I am currently with family in Burlington, ND, which is eight miles west of Minot (more photos at the WaPo link). For those that are not aware, Minot is currently being devastated by historic floods.
For some background:
Local CBS affiliate KXMC's amazing facebook page is here (you don't have to be a member of facebook to view the page). There are some great viewer photos on here that KX has been incorporating into their coverage. Here is the streaming page for KX, where Minot's own Josh Duhamel (of Transformers fame) has been following while in Moscow (he called into KX here), while using his celebrity to get our message out to a larger audience. KX has continually been putting up cameras on tops of buildings to give viewers more and more shots of their city. If you have some time, and are interested, I highly recommend you following along here.
The crew at KX has been on-air 24/7 for the past week or so, and they have been nothing short of perfect in their coverage. I cannot adequately put into words how great they have been.
The Minot Red Cross chapter's website is here, for those so inclined to help out. Please and thank you for your donations in advance.
Update - 7:15 CDT: WOW! I just heard on KX that our little town of Burlington, all 1,100 of us -- with outside volunteers, of course -- filled over 650,000 ... 650 freakin thousand! ... sandbags in the past week or so. Just wow.
Photos -- taken with my phone, so apologies in advance if they're not the best quality --below...
This is the street my family lived on when I was growing up:
Water creeping up on a church:
The diamond in the center of the picture is the peak of an entry way:
Putting in a boat on the street I grew up on:
I couldn't get any closer, so this is zoomed pretty far. I couldn't tell if this was a trailer or a camper:
An outdoor covered garage:
Update from the NYT, per a reminder from Keith930 in the comments:
MINOT, N.D. — Moving from their hillside condominium to a just-built house near the meandering waters of the Souris River, the Rasmussens, like so many of their neighbors, never even contemplated buying federal flood insurance.
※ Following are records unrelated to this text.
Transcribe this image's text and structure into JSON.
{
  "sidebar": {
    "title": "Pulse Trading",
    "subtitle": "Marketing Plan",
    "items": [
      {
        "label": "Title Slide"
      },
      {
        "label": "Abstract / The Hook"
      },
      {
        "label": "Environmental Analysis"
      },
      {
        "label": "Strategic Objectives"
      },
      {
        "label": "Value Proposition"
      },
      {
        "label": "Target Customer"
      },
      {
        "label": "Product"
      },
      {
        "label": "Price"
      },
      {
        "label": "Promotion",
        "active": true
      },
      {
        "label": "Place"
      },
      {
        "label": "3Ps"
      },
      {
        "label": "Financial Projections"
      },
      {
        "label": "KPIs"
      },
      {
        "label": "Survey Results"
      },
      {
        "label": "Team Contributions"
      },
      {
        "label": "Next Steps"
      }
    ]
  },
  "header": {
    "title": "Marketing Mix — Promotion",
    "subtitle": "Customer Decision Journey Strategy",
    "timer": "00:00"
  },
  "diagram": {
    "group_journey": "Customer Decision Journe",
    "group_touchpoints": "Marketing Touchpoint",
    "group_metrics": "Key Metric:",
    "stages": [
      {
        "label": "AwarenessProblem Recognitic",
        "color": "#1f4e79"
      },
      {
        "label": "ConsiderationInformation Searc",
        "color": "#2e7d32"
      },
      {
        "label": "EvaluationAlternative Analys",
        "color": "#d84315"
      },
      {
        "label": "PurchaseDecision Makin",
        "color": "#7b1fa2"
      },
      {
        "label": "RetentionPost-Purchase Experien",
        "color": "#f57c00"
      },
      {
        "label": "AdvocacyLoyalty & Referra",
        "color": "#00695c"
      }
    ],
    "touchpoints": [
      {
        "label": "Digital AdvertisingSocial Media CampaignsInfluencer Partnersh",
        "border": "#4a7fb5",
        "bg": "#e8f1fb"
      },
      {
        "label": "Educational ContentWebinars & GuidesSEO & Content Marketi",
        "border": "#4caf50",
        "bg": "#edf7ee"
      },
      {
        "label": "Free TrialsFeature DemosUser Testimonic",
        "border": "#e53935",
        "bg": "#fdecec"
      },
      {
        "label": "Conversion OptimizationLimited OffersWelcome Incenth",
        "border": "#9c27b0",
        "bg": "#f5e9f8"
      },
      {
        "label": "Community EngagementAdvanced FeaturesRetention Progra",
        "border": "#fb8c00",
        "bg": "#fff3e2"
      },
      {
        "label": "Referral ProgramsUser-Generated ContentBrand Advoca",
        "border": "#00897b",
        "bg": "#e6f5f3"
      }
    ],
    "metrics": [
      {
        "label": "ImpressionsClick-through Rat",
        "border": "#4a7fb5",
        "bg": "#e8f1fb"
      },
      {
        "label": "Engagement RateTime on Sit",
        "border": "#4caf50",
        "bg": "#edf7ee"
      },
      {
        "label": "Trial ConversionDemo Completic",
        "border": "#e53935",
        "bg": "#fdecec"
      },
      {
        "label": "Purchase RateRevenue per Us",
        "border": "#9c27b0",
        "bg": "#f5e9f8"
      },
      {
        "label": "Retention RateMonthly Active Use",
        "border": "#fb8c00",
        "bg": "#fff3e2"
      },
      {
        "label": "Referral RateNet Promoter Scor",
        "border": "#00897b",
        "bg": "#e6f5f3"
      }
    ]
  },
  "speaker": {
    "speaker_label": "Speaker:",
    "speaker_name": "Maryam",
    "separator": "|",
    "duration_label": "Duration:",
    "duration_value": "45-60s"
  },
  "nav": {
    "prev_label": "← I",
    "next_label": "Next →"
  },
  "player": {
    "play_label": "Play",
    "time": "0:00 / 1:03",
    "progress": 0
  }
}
After all, the once flood-prone river — known locally as the Mouse, after its French name — had seemingly been tamed by public works projects that reshaped the channel, raised the banks and controlled the flow of water.
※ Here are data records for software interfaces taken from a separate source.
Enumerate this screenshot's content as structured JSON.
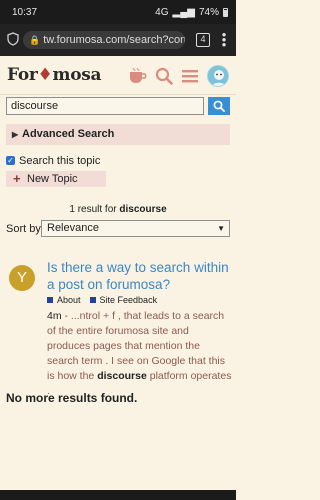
{
  "status_bar": {
    "time": "10:37",
    "signal": "4G",
    "battery": "74%"
  },
  "browser": {
    "url": "tw.forumosa.com/search?conte",
    "tab_count": "4"
  },
  "forum": {
    "logo_pre": "For",
    "logo_post": "mosa"
  },
  "search": {
    "query": "discourse"
  },
  "advanced": {
    "label": "Advanced Search"
  },
  "filter": {
    "checkbox_label": "Search this topic"
  },
  "new_topic": {
    "label": "New Topic"
  },
  "results": {
    "count_prefix": "1 result for",
    "term": "discourse"
  },
  "sort": {
    "label": "Sort by",
    "value": "Relevance"
  },
  "result_item": {
    "avatar_letter": "Y",
    "title": "Is there a way to search within a post on forumosa?",
    "categories": [
      "About",
      "Site Feedback"
    ],
    "category_color": "#25419a",
    "age": "4m",
    "blurb_before": " - ...ntrol + f , that leads to a search of the entire forumosa site and produces pages that mention the search term . I see on Google that this is how the ",
    "blurb_term": "discourse",
    "blurb_after": " platform operates ."
  },
  "footer": {
    "no_more": "No more results found."
  },
  "colors": {
    "accent": "#3b8fd1",
    "link": "#3a87c8",
    "badge_bg": "#f2dcd6",
    "background": "#faf3e3",
    "avatar": "#c9a02a"
  }
}
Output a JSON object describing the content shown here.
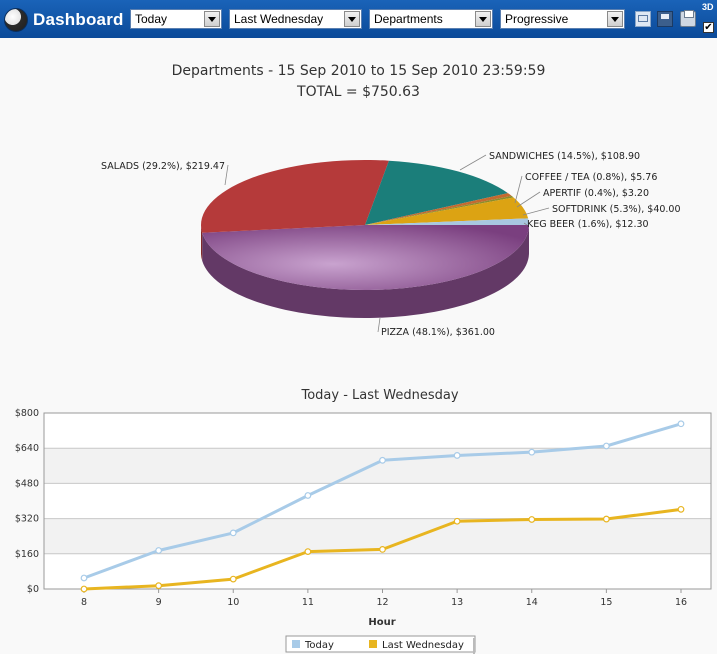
{
  "toolbar": {
    "title": "Dashboard",
    "selects": [
      {
        "name": "period",
        "value": "Today"
      },
      {
        "name": "compare",
        "value": "Last Wednesday"
      },
      {
        "name": "grouping",
        "value": "Departments"
      },
      {
        "name": "mode",
        "value": "Progressive"
      }
    ],
    "icons": [
      "email-icon",
      "save-icon",
      "print-icon"
    ],
    "three_d_label": "3D",
    "three_d_checked": "✔"
  },
  "chart_data": [
    {
      "type": "pie",
      "title": "Departments - 15 Sep 2010 to 15 Sep 2010 23:59:59",
      "subtitle": "TOTAL = $750.63",
      "slices": [
        {
          "label": "PIZZA (48.1%), $361.00",
          "name": "PIZZA",
          "value": 361.0,
          "color": "#8a4f8e"
        },
        {
          "label": "SALADS (29.2%), $219.47",
          "name": "SALADS",
          "value": 219.47,
          "color": "#b53a3a"
        },
        {
          "label": "SANDWICHES (14.5%), $108.90",
          "name": "SANDWICHES",
          "value": 108.9,
          "color": "#1b7e7a"
        },
        {
          "label": "COFFEE / TEA (0.8%), $5.76",
          "name": "COFFEE / TEA",
          "value": 5.76,
          "color": "#c46a30"
        },
        {
          "label": "APERTIF (0.4%), $3.20",
          "name": "APERTIF",
          "value": 3.2,
          "color": "#8c8c2a"
        },
        {
          "label": "SOFTDRINK (5.3%), $40.00",
          "name": "SOFTDRINK",
          "value": 40.0,
          "color": "#dca313"
        },
        {
          "label": "KEG BEER (1.6%), $12.30",
          "name": "KEG BEER",
          "value": 12.3,
          "color": "#a8c7e0"
        }
      ]
    },
    {
      "type": "line",
      "title": "Today - Last Wednesday",
      "xlabel": "Hour",
      "ylabel": "",
      "x": [
        8,
        9,
        10,
        11,
        12,
        13,
        14,
        15,
        16
      ],
      "ylim": [
        0,
        800
      ],
      "yticks": [
        0,
        160,
        320,
        480,
        640,
        800
      ],
      "ytick_labels": [
        "$0",
        "$160",
        "$320",
        "$480",
        "$640",
        "$800"
      ],
      "series": [
        {
          "name": "Today",
          "color": "#a8cbe8",
          "values": [
            50,
            175,
            255,
            425,
            585,
            607,
            622,
            650,
            751
          ]
        },
        {
          "name": "Last Wednesday",
          "color": "#e8b520",
          "values": [
            0,
            15,
            45,
            170,
            180,
            308,
            316,
            318,
            362
          ]
        }
      ],
      "legend": "bottom-center",
      "grid": true
    }
  ]
}
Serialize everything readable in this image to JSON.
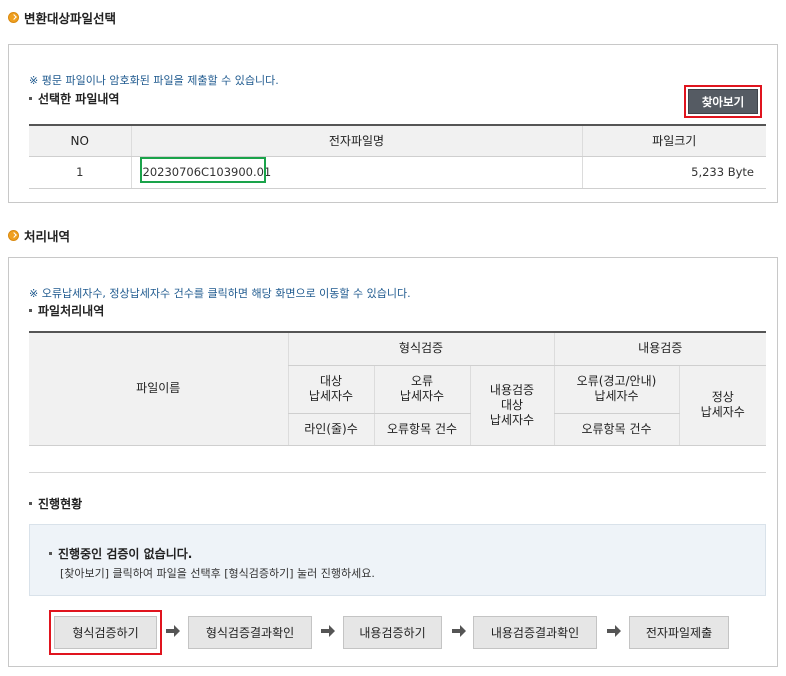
{
  "section1": {
    "title": "변환대상파일선택",
    "notice": "※ 평문 파일이나 암호화된 파일을 제출할 수 있습니다.",
    "subhead": "선택한 파일내역",
    "browse_button": "찾아보기",
    "table": {
      "headers": [
        "NO",
        "전자파일명",
        "파일크기"
      ],
      "rows": [
        {
          "no": "1",
          "filename": "20230706C103900.01",
          "size": "5,233 Byte"
        }
      ]
    }
  },
  "section2": {
    "title": "처리내역",
    "notice": "※ 오류납세자수, 정상납세자수 건수를 클릭하면 해당 화면으로 이동할 수 있습니다.",
    "subhead": "파일처리내역",
    "table": {
      "filename_header": "파일이름",
      "group_format": "형식검증",
      "group_content": "내용검증",
      "target_taxpayers": "대상\n납세자수",
      "error_taxpayers": "오류\n납세자수",
      "content_target": "내용검증\n대상\n납세자수",
      "error_warning": "오류(경고/안내)\n납세자수",
      "normal_taxpayers": "정상\n납세자수",
      "lines": "라인(줄)수",
      "error_items": "오류항목 건수",
      "error_items2": "오류항목 건수"
    },
    "progress_subhead": "진행현황",
    "progress_msg_title": "진행중인 검증이 없습니다.",
    "progress_msg_desc": "[찾아보기] 클릭하여 파일을 선택후 [형식검증하기] 눌러 진행하세요.",
    "steps": [
      "형식검증하기",
      "형식검증결과확인",
      "내용검증하기",
      "내용검증결과확인",
      "전자파일제출"
    ]
  },
  "colors": {
    "accent_orange": "#f0a020",
    "highlight_red": "#e0141e",
    "highlight_green": "#1aa34a",
    "notice_blue": "#1f5a8f"
  }
}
When the federal government lifted a requirement a decade ago that low-lying valley homes have flood insurance, most residents stopped buying it.
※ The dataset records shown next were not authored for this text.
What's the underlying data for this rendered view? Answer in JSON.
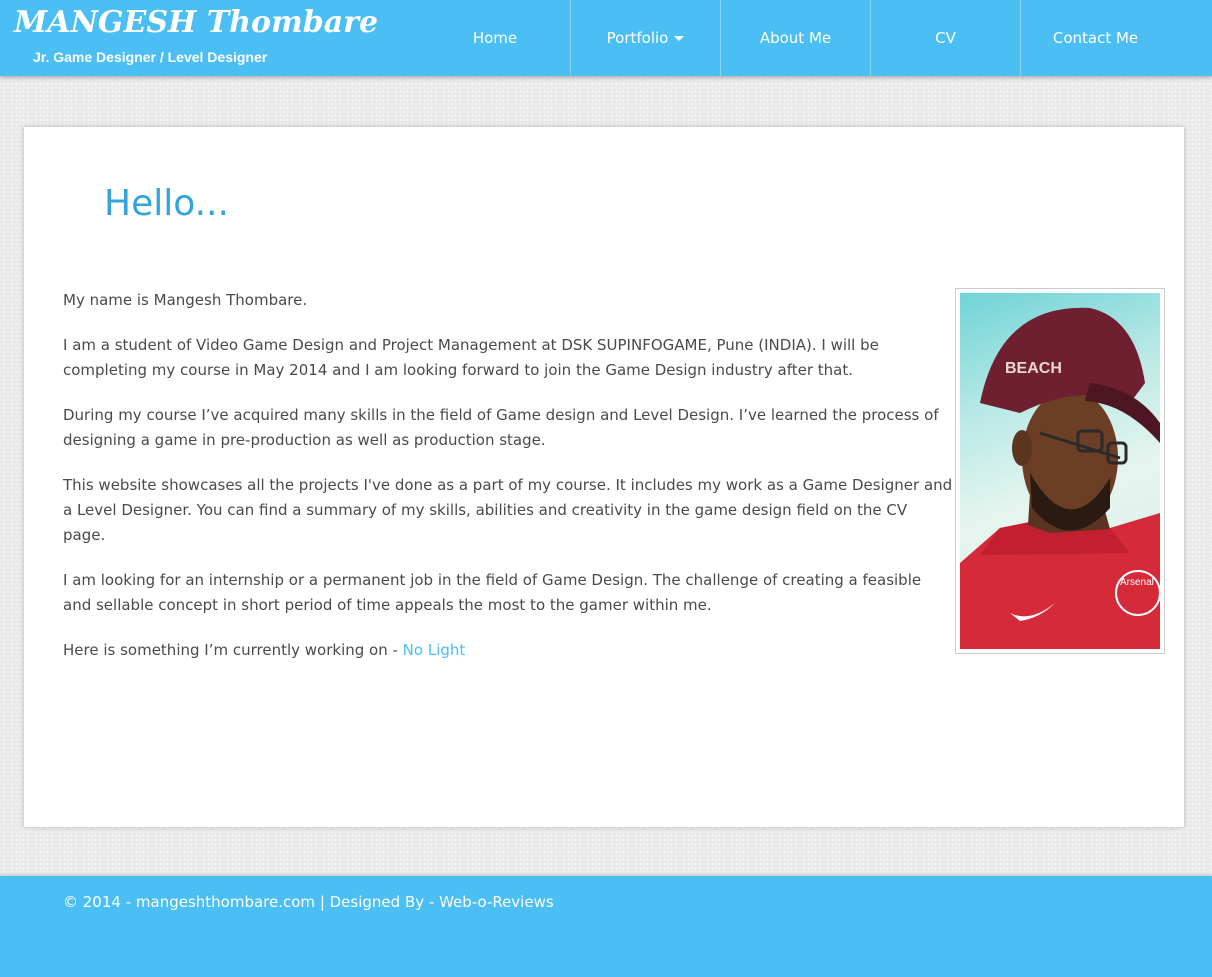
{
  "brand": {
    "title": "MANGESH Thombare",
    "subtitle": "Jr. Game Designer / Level Designer"
  },
  "nav": {
    "items": [
      {
        "label": "Home"
      },
      {
        "label": "Portfolio",
        "has_dropdown": true
      },
      {
        "label": "About Me"
      },
      {
        "label": "CV"
      },
      {
        "label": "Contact Me"
      }
    ]
  },
  "main": {
    "heading": "Hello...",
    "paragraphs": [
      "My name is Mangesh Thombare.",
      "I am a student of Video Game Design and Project Management at DSK SUPINFOGAME, Pune (INDIA). I will be completing my course in May 2014 and I am looking forward to join the Game Design industry after that.",
      "During my course I’ve acquired many skills in the field of Game design and Level Design. I’ve learned the process of designing a game in pre-production as well as production stage.",
      "This website showcases all the projects I've done as a part of my course. It includes my work as a Game Designer and a Level Designer. You can find a summary of my skills, abilities and creativity in the game design field on the CV page.",
      "I am looking for an internship or a permanent job in the field of Game Design. The challenge of creating a feasible and sellable concept in short period of time appeals the most to the gamer within me."
    ],
    "working_on_prefix": "Here is something I’m currently working on - ",
    "working_on_link": "No Light",
    "photo": {
      "cap_text": "BEACH",
      "shirt_text": "Arsenal"
    }
  },
  "footer": {
    "copyright": "© 2014 - ",
    "site_link": "mangeshthombare.com",
    "separator": " | Designed By - ",
    "designer_link": "Web-o-Reviews"
  },
  "colors": {
    "accent": "#4bbef3",
    "heading": "#34a4de",
    "background": "#ececec"
  }
}
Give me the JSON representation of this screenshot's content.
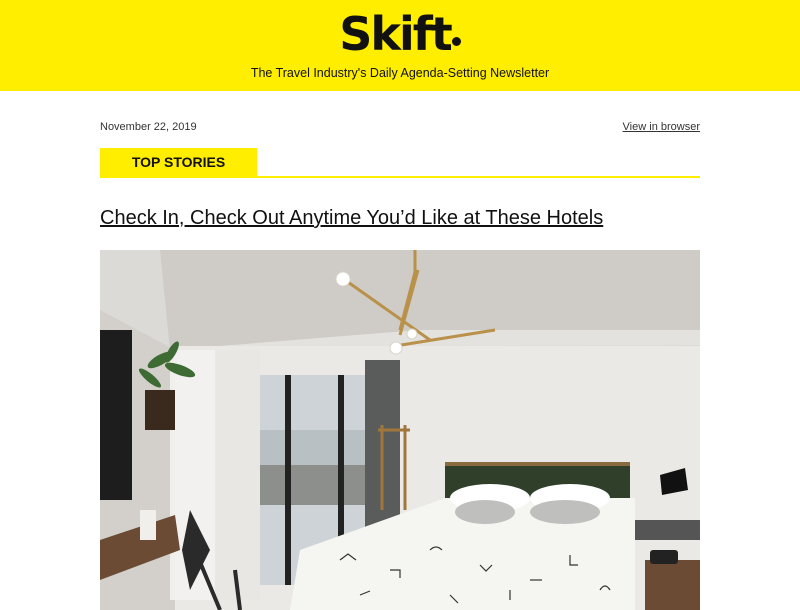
{
  "header": {
    "logo_text": "Skift",
    "tagline": "The Travel Industry's Daily Agenda-Setting Newsletter",
    "background_color": "#ffee00"
  },
  "meta": {
    "date": "November 22, 2019",
    "view_in_browser": "View in browser"
  },
  "section": {
    "label": "TOP STORIES"
  },
  "story": {
    "headline": "Check In, Check Out Anytime You’d Like at These Hotels",
    "image_alt": "hotel room with bed, chandelier and window"
  }
}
But another problem facing residents of Minot is a consequence not of failing to control the river but of decades of doing so successfully: just one in 10 homes in the flood zone still have flood insurance.
“Some citizens have been lulled into a false sense of security because we have had such good results,” said Dean Frantsvog, the City Council president.
Michael Bart, chief of engineering and construction for the St. Paul District of the United States Army Corps of Engineers, said nobody could have anticipated a flood of this magnitude, with water levels almost six times what the system was designed to take.
“The system was working,” he said. “This is a Noah flood. As in big, large, historic.”
Gov. Jack Dalrymple said, “It will change the way people manage water in this river valley from now on.”
The last time a major flood hit this city, North Dakota’s fourth largest, was in 1969, and the widespread damage prompted the construction of new flood protection systems along the Souris, which sends its waters in a brief loop through North Dakota before returning to Canada. The river channel was made wider, deeper and straighter. The banks were raised. And a series of new dams along the river in both Canada and the United States allowed for more control of water flow.
In 2000, federal officials revised the boundaries of flood maps to show a river that — even in the unlikely event of a 100-year flood — was expected to largely remain inside its banks.